> **RECORDED INFORMATION**
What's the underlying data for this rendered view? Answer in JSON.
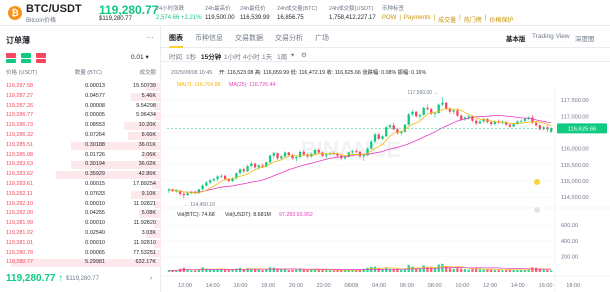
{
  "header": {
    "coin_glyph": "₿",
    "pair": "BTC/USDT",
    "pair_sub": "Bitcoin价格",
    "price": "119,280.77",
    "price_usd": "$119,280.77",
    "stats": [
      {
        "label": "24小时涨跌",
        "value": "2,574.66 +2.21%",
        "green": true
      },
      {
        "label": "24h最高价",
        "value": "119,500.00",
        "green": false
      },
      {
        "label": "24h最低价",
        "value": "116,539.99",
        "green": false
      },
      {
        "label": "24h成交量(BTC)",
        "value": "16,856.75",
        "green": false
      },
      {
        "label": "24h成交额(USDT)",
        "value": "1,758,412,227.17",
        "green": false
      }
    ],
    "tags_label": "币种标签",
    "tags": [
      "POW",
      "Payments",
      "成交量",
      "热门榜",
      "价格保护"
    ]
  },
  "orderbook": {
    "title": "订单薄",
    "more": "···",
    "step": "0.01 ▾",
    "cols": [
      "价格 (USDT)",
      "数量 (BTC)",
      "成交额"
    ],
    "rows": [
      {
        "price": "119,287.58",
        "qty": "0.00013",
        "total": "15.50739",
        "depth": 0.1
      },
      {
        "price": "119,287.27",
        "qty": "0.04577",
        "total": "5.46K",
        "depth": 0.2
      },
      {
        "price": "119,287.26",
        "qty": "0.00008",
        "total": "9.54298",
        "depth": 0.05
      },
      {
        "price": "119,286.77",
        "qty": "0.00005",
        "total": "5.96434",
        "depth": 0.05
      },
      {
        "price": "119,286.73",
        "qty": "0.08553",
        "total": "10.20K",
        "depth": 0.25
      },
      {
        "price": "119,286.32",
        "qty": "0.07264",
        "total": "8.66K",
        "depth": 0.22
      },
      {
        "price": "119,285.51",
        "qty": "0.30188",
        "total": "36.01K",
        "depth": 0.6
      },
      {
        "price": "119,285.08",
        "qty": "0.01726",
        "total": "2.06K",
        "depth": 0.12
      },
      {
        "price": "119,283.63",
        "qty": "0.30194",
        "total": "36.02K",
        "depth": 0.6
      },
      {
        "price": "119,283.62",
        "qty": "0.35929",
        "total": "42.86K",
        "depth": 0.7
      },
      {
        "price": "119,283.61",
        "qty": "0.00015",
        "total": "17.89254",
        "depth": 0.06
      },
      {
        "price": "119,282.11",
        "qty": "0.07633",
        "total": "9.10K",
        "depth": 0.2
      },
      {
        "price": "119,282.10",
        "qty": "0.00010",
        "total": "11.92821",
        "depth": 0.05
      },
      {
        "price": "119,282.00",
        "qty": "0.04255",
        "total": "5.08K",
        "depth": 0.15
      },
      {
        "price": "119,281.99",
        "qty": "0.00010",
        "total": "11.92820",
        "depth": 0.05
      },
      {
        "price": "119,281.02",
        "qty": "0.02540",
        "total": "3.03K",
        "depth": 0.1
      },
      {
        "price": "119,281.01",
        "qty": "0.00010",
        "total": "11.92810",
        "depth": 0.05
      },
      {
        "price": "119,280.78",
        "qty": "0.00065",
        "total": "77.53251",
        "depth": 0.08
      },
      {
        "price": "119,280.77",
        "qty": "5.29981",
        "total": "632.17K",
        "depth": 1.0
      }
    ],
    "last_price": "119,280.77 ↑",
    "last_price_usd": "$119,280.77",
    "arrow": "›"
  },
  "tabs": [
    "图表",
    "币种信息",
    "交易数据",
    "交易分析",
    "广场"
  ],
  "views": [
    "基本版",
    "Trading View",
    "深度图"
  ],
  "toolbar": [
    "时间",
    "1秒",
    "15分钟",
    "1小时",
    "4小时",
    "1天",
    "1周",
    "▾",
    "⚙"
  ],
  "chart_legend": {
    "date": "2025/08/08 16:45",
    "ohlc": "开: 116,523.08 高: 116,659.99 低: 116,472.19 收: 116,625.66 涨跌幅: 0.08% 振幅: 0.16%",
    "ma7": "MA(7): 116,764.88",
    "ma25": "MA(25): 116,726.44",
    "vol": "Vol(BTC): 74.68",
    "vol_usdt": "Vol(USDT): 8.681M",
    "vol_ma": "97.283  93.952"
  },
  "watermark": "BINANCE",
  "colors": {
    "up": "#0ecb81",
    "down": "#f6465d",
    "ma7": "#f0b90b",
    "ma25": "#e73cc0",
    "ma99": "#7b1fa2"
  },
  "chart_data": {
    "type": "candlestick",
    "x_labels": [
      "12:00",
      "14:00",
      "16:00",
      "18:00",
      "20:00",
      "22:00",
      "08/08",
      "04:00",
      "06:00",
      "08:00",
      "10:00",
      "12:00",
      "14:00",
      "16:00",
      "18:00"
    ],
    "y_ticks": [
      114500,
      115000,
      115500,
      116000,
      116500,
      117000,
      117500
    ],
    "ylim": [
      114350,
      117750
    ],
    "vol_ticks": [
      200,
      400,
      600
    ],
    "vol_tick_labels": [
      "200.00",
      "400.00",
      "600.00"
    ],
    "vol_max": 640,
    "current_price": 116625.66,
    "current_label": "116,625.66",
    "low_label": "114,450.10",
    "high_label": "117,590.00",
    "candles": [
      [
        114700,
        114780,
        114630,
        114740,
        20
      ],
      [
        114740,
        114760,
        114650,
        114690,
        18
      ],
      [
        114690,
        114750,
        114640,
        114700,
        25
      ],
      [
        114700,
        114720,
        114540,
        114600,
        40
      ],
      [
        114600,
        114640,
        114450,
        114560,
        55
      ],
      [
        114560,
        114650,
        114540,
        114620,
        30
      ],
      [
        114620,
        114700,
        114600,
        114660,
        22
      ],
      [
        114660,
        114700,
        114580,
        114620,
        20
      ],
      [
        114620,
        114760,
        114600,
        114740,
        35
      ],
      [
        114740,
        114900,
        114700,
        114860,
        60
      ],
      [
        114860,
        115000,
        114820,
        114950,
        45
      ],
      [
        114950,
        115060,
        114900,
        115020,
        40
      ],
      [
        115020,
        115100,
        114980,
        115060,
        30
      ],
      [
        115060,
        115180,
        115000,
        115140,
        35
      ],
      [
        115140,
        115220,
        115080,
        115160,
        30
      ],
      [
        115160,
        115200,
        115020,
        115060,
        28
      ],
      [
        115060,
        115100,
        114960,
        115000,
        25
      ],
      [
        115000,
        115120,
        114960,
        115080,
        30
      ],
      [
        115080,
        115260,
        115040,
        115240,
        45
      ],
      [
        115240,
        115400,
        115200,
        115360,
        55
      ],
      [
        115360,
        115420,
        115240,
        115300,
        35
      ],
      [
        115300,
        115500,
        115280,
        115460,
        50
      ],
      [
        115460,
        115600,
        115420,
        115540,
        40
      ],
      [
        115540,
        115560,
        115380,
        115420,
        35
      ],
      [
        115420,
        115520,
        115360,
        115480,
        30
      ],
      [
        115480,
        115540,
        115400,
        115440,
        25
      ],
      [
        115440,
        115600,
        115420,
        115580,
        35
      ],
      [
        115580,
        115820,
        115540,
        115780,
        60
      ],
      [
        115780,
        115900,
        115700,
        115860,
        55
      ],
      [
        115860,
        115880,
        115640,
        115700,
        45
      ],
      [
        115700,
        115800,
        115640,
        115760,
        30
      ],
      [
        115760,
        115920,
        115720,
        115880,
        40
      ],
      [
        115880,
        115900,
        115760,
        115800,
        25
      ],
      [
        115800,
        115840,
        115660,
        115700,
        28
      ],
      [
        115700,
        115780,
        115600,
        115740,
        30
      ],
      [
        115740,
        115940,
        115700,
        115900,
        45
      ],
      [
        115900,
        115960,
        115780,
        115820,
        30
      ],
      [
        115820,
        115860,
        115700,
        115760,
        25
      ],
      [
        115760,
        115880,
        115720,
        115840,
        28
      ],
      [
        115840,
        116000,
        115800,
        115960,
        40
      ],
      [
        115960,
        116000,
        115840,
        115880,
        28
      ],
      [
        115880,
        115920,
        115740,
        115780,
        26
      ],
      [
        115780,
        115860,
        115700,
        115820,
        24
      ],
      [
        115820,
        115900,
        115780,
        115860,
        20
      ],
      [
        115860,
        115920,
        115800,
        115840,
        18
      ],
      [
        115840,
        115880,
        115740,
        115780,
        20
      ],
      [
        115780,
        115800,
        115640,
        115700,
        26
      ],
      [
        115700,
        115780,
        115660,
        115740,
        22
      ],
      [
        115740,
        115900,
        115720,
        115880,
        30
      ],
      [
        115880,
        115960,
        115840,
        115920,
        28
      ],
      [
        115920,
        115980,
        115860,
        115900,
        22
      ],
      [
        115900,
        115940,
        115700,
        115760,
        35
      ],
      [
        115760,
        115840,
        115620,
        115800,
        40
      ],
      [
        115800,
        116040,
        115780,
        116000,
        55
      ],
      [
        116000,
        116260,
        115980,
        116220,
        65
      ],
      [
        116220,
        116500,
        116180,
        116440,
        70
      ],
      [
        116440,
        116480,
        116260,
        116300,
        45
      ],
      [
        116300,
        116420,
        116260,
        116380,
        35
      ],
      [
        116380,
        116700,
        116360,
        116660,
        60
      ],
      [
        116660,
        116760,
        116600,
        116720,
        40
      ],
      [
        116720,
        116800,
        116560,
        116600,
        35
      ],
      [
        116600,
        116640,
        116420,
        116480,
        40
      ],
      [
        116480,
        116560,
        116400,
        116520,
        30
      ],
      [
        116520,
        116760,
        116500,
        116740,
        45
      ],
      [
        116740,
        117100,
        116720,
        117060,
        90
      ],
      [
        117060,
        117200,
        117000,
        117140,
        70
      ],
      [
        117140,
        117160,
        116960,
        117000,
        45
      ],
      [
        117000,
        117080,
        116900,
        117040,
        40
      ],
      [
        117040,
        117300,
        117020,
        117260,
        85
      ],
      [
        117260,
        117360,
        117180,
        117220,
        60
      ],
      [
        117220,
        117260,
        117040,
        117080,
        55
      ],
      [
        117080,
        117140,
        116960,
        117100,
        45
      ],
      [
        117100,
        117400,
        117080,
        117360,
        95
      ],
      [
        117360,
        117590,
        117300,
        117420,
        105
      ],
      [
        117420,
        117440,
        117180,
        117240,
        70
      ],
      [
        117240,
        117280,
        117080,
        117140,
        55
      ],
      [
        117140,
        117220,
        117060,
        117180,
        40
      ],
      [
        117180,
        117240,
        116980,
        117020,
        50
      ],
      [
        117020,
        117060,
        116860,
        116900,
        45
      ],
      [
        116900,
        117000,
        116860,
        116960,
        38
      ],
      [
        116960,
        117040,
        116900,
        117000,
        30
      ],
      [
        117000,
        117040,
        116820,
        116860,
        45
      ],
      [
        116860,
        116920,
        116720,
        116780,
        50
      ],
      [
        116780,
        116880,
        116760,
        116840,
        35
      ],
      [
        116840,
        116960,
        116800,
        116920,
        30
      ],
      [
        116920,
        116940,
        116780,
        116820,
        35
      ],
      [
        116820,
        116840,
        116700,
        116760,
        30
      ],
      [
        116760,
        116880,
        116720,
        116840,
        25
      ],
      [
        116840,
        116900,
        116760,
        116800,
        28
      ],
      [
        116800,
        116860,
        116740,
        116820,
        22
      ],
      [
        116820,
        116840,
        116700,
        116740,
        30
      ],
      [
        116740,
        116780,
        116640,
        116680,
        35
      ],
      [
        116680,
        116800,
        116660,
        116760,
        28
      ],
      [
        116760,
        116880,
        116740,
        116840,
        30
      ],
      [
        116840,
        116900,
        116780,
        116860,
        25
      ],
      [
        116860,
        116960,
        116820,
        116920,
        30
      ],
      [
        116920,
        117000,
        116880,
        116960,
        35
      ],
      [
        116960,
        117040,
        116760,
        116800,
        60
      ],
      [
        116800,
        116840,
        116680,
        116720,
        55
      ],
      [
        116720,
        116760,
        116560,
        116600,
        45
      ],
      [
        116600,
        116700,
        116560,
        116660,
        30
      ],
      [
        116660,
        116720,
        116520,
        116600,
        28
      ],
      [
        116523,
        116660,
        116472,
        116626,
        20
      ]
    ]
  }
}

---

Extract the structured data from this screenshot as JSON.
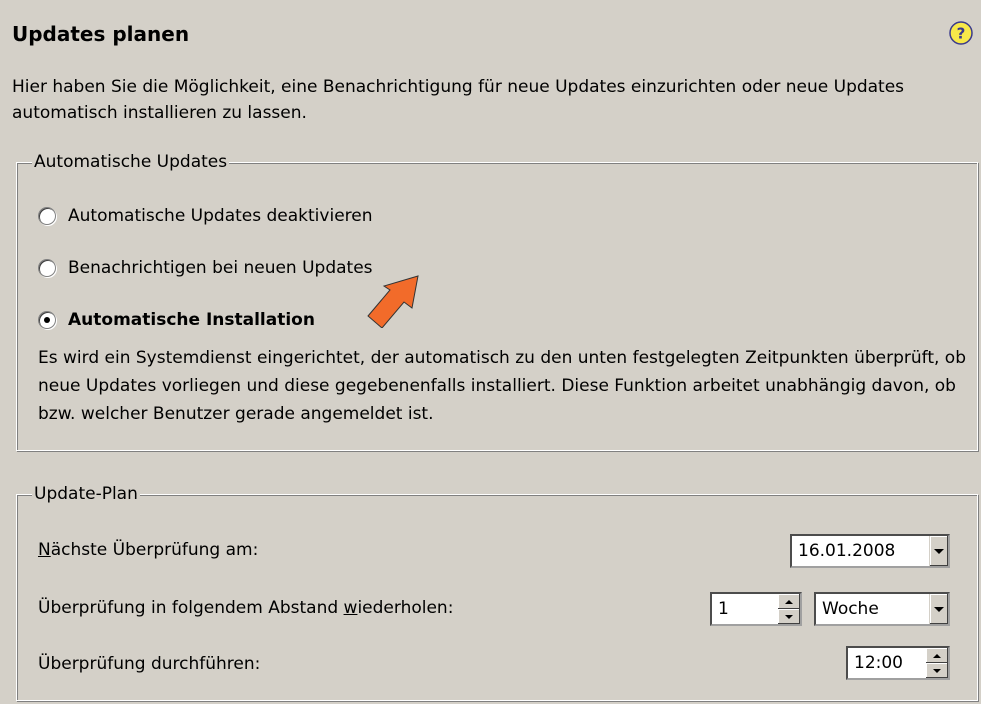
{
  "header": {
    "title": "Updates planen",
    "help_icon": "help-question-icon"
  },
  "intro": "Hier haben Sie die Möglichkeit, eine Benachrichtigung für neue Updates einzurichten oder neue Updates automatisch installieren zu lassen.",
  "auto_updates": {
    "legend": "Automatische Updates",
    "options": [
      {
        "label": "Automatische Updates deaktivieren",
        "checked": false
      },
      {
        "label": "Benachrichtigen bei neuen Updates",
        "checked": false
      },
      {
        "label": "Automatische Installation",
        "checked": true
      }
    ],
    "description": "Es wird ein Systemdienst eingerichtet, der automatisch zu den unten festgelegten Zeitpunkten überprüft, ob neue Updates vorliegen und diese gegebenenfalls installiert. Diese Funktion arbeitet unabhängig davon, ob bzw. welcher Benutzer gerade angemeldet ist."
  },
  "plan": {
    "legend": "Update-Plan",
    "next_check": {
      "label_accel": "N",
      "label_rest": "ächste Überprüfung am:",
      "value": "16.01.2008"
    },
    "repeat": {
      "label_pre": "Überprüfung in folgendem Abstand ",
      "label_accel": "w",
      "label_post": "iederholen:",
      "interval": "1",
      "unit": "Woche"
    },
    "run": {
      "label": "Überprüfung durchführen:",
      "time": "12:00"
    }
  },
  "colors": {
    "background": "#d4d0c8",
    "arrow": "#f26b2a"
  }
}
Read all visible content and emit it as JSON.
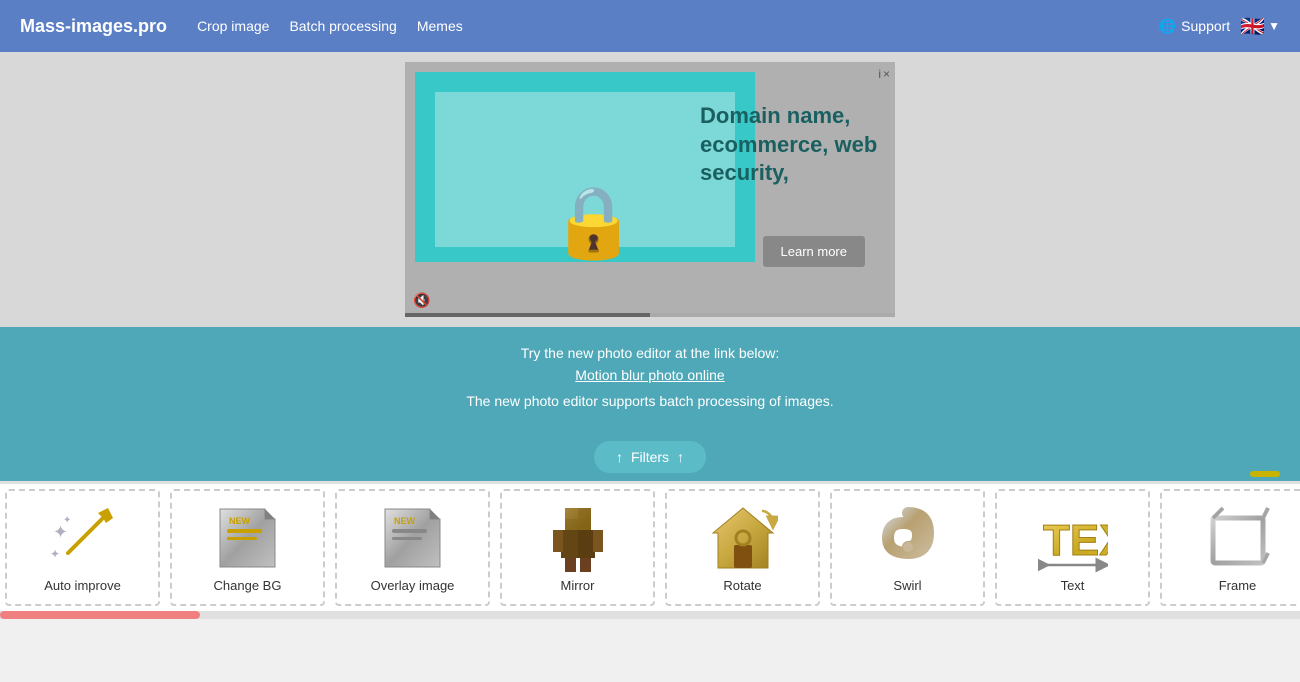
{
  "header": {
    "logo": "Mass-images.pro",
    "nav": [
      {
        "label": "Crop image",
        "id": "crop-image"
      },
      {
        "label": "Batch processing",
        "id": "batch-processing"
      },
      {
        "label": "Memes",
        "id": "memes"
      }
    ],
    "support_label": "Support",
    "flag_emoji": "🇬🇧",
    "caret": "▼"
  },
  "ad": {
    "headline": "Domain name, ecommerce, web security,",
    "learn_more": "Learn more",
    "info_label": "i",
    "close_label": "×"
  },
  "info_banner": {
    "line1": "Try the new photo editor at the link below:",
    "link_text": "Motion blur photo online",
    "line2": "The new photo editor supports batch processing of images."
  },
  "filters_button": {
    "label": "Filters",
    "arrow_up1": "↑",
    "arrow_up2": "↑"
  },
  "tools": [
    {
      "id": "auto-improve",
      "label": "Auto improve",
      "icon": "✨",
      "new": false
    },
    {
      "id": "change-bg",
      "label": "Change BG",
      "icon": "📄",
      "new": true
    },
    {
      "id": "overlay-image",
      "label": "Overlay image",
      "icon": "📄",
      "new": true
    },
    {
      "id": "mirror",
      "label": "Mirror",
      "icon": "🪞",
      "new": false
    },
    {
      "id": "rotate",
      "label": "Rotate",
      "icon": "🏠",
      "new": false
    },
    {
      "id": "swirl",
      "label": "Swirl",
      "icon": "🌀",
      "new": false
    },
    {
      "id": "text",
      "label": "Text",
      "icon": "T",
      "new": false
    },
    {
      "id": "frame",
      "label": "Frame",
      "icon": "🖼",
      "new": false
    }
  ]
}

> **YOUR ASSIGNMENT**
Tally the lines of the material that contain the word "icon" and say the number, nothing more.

> **EXERCISE OUTPUT**
9